▶ _EXERCISE DETAILS_
Retype the data that follows, keeping every character the same.

▶ _DATA RECORDS_
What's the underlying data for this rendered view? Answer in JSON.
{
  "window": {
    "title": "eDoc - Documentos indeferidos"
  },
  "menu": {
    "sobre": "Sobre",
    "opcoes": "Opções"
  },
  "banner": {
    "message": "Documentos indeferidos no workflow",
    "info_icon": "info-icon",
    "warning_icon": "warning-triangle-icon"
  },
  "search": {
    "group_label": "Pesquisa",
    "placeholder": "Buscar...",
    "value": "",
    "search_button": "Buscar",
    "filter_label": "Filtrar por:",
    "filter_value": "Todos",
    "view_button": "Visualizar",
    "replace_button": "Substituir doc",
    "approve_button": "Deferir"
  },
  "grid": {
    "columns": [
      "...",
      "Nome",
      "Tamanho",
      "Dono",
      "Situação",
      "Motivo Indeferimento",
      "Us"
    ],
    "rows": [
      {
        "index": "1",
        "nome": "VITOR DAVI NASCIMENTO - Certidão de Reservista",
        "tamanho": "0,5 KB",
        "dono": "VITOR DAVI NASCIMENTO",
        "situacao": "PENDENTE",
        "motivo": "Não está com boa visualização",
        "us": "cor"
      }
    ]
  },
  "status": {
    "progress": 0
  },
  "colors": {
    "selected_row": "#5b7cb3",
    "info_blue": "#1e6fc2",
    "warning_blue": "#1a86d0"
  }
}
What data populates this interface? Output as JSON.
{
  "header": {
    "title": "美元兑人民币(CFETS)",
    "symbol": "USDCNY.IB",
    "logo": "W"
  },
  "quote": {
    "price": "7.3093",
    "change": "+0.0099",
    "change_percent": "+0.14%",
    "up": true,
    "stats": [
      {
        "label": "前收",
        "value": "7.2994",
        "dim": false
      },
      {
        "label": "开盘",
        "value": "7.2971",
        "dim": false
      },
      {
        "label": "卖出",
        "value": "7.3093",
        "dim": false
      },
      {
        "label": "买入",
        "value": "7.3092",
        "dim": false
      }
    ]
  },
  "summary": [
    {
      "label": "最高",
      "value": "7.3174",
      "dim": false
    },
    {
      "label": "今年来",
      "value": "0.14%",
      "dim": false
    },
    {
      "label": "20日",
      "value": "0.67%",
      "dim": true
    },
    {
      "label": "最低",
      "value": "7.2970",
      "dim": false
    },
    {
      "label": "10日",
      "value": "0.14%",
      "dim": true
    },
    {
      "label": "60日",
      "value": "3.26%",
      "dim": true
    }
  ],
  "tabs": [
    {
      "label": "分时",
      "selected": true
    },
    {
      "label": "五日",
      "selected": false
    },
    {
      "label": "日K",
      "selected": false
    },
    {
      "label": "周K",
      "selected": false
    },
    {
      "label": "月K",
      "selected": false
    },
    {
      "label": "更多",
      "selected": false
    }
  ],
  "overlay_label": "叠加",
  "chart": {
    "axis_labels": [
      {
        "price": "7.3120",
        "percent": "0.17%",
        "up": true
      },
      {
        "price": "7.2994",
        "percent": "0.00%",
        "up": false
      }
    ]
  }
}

▶ _OUTPUT OF THE EXERCISE_
What's the underlying data for this rendered view? Answer in JSON.
{
  "window": {
    "title": "eDoc - Documentos indeferidos"
  },
  "menu": {
    "sobre": "Sobre",
    "opcoes": "Opções"
  },
  "banner": {
    "message": "Documentos indeferidos no workflow",
    "info_icon": "info-icon",
    "warning_icon": "warning-triangle-icon"
  },
  "search": {
    "group_label": "Pesquisa",
    "placeholder": "Buscar...",
    "value": "",
    "search_button": "Buscar",
    "filter_label": "Filtrar por:",
    "filter_value": "Todos",
    "view_button": "Visualizar",
    "replace_button": "Substituir doc",
    "approve_button": "Deferir"
  },
  "grid": {
    "columns": [
      "...",
      "Nome",
      "Tamanho",
      "Dono",
      "Situação",
      "Motivo Indeferimento",
      "Us"
    ],
    "rows": [
      {
        "index": "1",
        "nome": "VITOR DAVI NASCIMENTO - Certidão de Reservista",
        "tamanho": "0,5 KB",
        "dono": "VITOR DAVI NASCIMENTO",
        "situacao": "PENDENTE",
        "motivo": "Não está com boa visualização",
        "us": "cor"
      }
    ]
  },
  "status": {
    "progress": 0
  },
  "colors": {
    "selected_row": "#5b7cb3",
    "info_blue": "#1e6fc2",
    "warning_blue": "#1a86d0"
  }
}
What data populates this interface? Output as JSON.
{
  "header": {
    "title": "美元兑人民币(CFETS)",
    "symbol": "USDCNY.IB",
    "logo": "W"
  },
  "quote": {
    "price": "7.3093",
    "change": "+0.0099",
    "change_percent": "+0.14%",
    "up": true,
    "stats": [
      {
        "label": "前收",
        "value": "7.2994",
        "dim": false
      },
      {
        "label": "开盘",
        "value": "7.2971",
        "dim": false
      },
      {
        "label": "卖出",
        "value": "7.3093",
        "dim": false
      },
      {
        "label": "买入",
        "value": "7.3092",
        "dim": false
      }
    ]
  },
  "summary": [
    {
      "label": "最高",
      "value": "7.3174",
      "dim": false
    },
    {
      "label": "今年来",
      "value": "0.14%",
      "dim": false
    },
    {
      "label": "20日",
      "value": "0.67%",
      "dim": true
    },
    {
      "label": "最低",
      "value": "7.2970",
      "dim": false
    },
    {
      "label": "10日",
      "value": "0.14%",
      "dim": true
    },
    {
      "label": "60日",
      "value": "3.26%",
      "dim": true
    }
  ],
  "tabs": [
    {
      "label": "分时",
      "selected": true
    },
    {
      "label": "五日",
      "selected": false
    },
    {
      "label": "日K",
      "selected": false
    },
    {
      "label": "周K",
      "selected": false
    },
    {
      "label": "月K",
      "selected": false
    },
    {
      "label": "更多",
      "selected": false
    }
  ],
  "overlay_label": "叠加",
  "chart": {
    "axis_labels": [
      {
        "price": "7.3120",
        "percent": "0.17%",
        "up": true
      },
      {
        "price": "7.2994",
        "percent": "0.00%",
        "up": false
      }
    ]
  }
}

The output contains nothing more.